4 Skin Protection Tips While Skiing

Protect your skin when skiing

We all know how important sun protection has become. It always was important – we just didn’t know that sunburn is a really bad thing and can lead to skin cancers!

It’s really easy though to think about protecting your skin when you’re on a sunny beach. It’s not so easy to keep this in mind when you’re surrounded by snow. For obvious reasons. You really must however protect your skin when skiing. Seeing snow makes us think cold, and we don’t associate cold with sunburn. Even if we feel quite warm and the sun is beating down on our face – seeing snow messes up our thinking.

Don’t let it.

It’s not the only problem when skiing either. The altitude that comes with ski resorts means dry air, and drier air can play havoc with the moisture levels in your skin. Then there’s the wind on top of that. You’re up a mountain, potentially skiing down it at great speed – that much wind on your face is going to dry out your skin in no time at all.

So here’s 4 quick tips:-

1. Sun Screen

Pretty obvious. Use it, every single day. Carry it with you, and reapply it regularly. Particularly to your face which is going to be most exposed. Don’t forget your hands though if you’re not wearing gloves.

2. Swap Day Cream For Climate Cream

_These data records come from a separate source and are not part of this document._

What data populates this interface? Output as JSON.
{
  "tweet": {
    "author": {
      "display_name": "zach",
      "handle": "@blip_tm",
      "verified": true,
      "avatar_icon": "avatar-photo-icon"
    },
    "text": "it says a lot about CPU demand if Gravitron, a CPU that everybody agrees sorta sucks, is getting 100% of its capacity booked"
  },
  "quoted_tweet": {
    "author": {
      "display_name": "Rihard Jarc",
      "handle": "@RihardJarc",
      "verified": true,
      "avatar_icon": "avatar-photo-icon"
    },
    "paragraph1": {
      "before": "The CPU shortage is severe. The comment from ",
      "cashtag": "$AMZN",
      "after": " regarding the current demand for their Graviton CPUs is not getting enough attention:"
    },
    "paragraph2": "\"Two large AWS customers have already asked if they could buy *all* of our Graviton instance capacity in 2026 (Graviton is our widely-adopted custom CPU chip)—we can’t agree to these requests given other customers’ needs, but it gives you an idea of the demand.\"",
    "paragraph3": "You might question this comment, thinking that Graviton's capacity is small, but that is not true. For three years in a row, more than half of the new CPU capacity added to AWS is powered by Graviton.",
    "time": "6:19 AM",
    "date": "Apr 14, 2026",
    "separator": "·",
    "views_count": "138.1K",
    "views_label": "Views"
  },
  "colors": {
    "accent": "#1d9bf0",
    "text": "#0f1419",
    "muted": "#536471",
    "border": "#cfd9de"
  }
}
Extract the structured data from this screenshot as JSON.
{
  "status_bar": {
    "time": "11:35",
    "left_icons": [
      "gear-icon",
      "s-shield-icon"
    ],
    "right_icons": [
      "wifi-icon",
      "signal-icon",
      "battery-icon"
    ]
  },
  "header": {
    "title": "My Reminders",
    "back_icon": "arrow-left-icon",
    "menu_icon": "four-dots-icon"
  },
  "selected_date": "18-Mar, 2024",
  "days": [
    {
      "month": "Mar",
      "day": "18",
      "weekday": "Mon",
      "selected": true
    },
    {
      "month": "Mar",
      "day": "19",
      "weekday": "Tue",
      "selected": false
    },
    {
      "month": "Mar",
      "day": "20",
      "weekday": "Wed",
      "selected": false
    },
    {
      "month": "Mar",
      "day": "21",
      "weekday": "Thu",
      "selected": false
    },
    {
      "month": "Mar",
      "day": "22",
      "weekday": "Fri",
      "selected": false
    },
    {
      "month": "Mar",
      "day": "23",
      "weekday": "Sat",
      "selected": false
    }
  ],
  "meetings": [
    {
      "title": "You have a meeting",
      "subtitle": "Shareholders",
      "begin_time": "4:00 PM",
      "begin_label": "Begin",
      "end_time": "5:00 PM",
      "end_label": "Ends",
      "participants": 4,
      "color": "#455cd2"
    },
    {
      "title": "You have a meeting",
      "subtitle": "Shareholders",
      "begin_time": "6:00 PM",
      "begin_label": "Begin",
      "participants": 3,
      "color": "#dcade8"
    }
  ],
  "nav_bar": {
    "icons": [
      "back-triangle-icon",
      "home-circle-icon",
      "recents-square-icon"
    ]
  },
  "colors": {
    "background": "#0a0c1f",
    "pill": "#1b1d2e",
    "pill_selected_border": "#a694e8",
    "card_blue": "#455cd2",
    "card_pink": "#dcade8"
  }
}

The normal kind of moisturizing day creams that most women use are not ideal at altitude, because they contain too much water (yes, that mysterious ingredient they put on the label as ‘aqua’ that forms the largest percentage of most expensive creams!). You really should be using something with a higher content of fatty oils instead of the water. This will do far more to protect your skin from the dry air and the wind chaffing. That high water content can freeze in the cold air and do more damage to your skin than good.

This kind of cream can be a bit of a problem if you suffer acne though. Normally you’d choose a noncomedogenic moisturizer (i.e. non-pore blocking), but we’re trying to give your skin extra protection here with heavier creams. One thing you can try is the approach Acne System Reviews recommends. This type of more holistic approach can and often does really work. You’ll also need to be careful with any acne treatment creams you are using as these can dry skin further or make them more sensitive to sunlight. Whatever you do, talk to your dermatologist about this well before travelling to get the best personal advice.

3. After Care Is Important

At the end of the day, don’t just forget all about your skin. Apply a good generous helping of a typical after-sun lotion. This will help prevent dehydration and give your skin a chance to repair overnight. Before you assault it all over again on the slopes the next day :-). Oh, and drink plenty of water. Apres-ski does tend to involve a few drinks which is fine, but don’t forget the alcohol dehydrates your body. Your skin is going to really feel that, so take care to keep hydrated.

4. Smell OK, Not Great

Nobody tells you this, but don’t put anything else on your skin. The chemicals and in particular alcohol in perfurmes, aftershaves and fragrances will not do your skin any favors at all. They can also interact badly with your protection creams so ideally don’t use them at all. If you really must, carefully spray away from you only onto your clothes before you put them on.

Dermatologists strongly recommend that you protect your skin and take skin care while skiing seriously. Women get this more than men – but guys, seriously, even James Bond would be protecting his skin from the elements these days. So don’t get all macho and say this is not for you. It applies to everybody.

Stick with these tips and they should help to protect your skin when skiing. Meaning you should come back from your skiing holidays with a healthy glowing complexion – instead of that reddened, dried out flaky look that isn’t quite so attractive.